## TASK PROMPT
Every line with "after" in it must be copied from the data.

## TASK DATA
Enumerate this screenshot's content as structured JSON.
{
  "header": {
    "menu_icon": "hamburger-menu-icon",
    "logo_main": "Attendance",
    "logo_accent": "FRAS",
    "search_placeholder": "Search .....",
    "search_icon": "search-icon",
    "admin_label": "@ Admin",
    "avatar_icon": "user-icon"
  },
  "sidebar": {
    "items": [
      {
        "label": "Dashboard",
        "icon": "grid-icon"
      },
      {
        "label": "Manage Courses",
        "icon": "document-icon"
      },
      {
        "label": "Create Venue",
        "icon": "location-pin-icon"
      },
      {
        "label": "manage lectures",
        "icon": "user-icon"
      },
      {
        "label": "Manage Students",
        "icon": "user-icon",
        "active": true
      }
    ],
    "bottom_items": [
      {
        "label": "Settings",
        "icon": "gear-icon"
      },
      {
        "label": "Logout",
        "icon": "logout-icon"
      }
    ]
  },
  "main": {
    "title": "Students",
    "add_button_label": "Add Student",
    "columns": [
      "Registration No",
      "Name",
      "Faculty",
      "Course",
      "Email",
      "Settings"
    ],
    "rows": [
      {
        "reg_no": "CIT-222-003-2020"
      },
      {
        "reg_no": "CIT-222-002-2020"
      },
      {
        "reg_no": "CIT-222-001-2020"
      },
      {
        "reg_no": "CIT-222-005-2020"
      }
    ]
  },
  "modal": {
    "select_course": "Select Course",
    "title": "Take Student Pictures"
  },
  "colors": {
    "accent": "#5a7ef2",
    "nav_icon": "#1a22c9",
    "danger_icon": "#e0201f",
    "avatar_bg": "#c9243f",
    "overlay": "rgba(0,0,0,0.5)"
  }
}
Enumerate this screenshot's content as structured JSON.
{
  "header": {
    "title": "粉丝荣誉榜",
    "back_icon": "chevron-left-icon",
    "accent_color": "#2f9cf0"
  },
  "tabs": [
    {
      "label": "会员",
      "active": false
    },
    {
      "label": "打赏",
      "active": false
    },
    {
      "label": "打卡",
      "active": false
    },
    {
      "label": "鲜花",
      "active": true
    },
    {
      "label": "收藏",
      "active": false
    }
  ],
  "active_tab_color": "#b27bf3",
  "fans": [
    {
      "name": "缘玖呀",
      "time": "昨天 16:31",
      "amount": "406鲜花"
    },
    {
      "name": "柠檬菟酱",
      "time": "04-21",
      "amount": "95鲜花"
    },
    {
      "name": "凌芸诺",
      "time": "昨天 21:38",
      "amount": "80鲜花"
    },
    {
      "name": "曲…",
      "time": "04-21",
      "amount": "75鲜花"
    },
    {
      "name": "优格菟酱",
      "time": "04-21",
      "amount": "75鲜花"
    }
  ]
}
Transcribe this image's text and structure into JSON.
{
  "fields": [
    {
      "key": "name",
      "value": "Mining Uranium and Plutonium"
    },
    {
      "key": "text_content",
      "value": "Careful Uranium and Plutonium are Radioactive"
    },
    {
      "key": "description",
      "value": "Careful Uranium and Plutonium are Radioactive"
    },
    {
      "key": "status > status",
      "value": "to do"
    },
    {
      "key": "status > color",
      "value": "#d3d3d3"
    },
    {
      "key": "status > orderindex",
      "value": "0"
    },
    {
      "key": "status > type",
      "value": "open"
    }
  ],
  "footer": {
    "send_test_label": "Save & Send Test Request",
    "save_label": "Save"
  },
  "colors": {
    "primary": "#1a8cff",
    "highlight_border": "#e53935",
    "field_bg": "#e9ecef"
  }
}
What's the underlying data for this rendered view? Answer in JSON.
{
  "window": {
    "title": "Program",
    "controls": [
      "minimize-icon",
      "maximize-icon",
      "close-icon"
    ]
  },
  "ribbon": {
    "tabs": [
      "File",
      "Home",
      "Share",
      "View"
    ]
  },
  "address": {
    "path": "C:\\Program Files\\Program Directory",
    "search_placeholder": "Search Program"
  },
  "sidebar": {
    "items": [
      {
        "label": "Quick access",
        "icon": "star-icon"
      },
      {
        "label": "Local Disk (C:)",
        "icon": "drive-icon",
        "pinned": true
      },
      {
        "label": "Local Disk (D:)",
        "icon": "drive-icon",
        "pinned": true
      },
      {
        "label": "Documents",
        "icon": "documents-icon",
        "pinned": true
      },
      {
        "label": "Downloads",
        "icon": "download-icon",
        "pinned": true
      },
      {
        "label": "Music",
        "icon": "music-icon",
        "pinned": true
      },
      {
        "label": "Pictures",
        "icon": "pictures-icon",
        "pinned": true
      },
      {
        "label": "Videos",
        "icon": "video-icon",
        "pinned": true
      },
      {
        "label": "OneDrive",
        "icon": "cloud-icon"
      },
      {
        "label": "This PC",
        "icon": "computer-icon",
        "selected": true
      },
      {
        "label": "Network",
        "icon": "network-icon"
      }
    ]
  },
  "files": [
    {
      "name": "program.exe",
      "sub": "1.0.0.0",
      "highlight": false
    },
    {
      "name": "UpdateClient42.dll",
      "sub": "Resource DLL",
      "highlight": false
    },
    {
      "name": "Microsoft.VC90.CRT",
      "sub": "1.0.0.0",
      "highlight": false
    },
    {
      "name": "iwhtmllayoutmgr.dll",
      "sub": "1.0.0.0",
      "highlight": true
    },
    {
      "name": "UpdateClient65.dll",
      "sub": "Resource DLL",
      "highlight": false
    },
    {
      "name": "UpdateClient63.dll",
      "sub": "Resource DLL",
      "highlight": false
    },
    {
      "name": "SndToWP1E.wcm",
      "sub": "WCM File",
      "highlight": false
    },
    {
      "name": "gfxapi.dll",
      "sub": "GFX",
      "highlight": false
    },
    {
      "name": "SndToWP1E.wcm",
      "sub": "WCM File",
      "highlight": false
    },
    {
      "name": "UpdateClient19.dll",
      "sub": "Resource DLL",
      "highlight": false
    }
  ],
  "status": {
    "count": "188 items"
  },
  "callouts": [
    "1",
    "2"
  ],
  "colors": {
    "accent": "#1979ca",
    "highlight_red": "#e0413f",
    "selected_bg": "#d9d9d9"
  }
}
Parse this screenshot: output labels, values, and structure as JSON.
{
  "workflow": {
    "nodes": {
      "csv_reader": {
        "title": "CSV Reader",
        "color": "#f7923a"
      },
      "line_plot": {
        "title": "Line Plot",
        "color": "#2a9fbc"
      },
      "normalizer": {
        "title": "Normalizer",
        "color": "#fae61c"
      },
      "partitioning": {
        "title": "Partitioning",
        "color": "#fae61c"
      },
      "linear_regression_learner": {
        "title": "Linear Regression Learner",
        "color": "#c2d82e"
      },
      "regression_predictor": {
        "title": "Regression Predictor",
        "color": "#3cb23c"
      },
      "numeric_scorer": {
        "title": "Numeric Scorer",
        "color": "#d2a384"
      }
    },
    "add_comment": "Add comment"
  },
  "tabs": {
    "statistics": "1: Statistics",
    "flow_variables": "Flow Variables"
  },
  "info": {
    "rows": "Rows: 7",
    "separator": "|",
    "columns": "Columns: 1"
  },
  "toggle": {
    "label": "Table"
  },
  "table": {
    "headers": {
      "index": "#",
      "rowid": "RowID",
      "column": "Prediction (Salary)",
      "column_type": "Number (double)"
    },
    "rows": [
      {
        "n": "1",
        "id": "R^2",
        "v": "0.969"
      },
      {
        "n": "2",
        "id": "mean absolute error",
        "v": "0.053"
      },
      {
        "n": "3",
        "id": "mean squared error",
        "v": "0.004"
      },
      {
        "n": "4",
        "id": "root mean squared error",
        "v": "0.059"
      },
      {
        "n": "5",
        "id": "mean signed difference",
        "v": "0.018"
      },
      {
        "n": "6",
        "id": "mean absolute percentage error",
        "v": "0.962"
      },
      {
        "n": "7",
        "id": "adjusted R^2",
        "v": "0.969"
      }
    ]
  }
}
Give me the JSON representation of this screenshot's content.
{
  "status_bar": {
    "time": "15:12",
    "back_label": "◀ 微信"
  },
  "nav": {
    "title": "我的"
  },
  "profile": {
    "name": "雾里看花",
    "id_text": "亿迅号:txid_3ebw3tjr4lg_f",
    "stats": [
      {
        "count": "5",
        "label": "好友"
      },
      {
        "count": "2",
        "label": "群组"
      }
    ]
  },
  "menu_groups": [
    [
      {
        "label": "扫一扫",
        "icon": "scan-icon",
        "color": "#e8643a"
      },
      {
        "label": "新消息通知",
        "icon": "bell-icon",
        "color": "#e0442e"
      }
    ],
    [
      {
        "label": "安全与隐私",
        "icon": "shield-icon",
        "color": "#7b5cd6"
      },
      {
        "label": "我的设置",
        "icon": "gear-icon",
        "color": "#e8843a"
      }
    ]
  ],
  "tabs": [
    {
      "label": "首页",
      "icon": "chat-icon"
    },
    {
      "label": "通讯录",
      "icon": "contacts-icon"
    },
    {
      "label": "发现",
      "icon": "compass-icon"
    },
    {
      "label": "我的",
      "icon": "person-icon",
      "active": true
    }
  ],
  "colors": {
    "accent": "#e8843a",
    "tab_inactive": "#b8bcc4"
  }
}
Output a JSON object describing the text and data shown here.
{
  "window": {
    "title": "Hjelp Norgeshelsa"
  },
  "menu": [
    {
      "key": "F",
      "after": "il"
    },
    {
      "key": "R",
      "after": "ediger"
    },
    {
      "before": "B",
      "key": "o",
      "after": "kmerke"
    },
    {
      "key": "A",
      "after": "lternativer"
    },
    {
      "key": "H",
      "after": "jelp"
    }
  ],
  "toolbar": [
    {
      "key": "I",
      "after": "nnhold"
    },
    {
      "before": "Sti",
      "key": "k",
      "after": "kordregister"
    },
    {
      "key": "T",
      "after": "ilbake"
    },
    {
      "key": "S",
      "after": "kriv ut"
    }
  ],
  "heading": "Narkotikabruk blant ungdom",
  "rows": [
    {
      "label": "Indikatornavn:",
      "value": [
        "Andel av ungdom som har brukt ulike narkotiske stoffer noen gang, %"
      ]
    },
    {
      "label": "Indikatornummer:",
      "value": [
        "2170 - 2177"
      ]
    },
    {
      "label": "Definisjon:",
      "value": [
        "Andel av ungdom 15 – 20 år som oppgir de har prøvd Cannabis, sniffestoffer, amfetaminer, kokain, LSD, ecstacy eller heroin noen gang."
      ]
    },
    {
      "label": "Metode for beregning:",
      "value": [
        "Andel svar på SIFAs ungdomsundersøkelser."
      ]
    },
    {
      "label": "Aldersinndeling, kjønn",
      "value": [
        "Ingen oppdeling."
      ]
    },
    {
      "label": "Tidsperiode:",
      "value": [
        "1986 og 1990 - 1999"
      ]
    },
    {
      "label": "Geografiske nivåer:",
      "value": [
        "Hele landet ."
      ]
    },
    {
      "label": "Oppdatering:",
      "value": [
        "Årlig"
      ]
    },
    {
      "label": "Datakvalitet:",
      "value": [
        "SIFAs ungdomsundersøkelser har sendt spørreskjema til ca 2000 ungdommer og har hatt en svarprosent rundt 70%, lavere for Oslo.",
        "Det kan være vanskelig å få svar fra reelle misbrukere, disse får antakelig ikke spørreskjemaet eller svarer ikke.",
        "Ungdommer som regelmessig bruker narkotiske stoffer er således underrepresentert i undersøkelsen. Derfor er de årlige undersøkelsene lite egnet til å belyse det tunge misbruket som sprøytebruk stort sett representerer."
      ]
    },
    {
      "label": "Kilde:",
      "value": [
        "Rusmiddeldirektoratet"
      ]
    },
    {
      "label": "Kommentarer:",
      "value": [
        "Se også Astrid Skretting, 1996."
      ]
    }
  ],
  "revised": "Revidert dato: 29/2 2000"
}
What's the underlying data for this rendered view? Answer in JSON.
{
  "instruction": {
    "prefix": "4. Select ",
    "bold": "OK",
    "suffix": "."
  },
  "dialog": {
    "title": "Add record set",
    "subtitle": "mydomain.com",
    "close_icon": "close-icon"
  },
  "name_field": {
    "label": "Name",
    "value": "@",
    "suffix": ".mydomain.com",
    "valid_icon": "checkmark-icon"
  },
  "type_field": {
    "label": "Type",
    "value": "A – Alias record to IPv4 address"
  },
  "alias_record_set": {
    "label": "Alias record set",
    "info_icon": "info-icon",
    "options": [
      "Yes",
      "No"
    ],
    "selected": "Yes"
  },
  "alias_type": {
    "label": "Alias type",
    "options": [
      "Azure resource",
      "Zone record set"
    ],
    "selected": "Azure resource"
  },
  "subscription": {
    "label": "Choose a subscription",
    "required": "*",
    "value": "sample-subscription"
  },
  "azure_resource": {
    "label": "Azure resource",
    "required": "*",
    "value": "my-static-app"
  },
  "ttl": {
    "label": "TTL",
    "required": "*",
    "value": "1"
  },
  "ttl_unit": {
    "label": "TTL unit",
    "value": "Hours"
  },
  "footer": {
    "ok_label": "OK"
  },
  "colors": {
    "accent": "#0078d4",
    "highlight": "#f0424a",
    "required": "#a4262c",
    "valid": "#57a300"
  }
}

## SOLUTION
      "after": "il"
      "after": "ediger"
      "after": "kmerke"
      "after": "lternativer"
      "after": "jelp"
      "after": "nnhold"
      "after": "kordregister"
      "after": "ilbake"
      "after": "kriv ut"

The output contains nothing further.